WHAT YOU HAVE TO DO >>
Show me every line in the listing that has the word "credit".

MATERIAL SHOWN >>
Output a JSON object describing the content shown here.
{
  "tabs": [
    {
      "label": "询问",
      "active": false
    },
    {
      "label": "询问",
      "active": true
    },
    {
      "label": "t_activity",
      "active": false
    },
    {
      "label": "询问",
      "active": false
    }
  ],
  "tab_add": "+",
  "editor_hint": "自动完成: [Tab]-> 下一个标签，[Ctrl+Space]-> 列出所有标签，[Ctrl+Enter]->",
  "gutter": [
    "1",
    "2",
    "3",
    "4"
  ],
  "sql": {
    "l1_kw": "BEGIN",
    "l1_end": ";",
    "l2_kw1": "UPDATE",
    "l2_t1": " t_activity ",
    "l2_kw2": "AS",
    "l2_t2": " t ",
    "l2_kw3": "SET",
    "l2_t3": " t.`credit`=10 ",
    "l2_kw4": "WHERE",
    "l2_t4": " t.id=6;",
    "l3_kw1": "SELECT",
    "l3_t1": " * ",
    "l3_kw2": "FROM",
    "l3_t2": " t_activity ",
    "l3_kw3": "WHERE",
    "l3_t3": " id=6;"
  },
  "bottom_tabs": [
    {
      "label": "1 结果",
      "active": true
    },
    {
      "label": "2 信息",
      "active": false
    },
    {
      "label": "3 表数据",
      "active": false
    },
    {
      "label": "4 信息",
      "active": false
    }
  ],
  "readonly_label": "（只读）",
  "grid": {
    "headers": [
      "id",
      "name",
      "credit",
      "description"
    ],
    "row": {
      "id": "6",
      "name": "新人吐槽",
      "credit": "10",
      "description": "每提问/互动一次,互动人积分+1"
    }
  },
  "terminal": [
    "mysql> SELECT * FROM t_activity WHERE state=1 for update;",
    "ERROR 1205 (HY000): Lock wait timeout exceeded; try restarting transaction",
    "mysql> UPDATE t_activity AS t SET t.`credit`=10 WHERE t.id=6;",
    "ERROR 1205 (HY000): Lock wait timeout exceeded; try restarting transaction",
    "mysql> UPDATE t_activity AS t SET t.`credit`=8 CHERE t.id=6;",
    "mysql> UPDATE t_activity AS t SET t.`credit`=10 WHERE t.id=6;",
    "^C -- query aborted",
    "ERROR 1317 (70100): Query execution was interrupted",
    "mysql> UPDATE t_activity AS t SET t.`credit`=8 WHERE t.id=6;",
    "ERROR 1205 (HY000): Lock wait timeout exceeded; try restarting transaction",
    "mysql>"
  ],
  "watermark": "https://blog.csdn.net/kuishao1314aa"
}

REPLY TO THE TASK >>
    "l2_t3": " t.`credit`=10 ",
      "credit",
      "credit": "10",
    "mysql> UPDATE t_activity AS t SET t.`credit`=10 WHERE t.id=6;",
    "mysql> UPDATE t_activity AS t SET t.`credit`=8 CHERE t.id=6;",
    "mysql> UPDATE t_activity AS t SET t.`credit`=10 WHERE t.id=6;",
    "mysql> UPDATE t_activity AS t SET t.`credit`=8 WHERE t.id=6;",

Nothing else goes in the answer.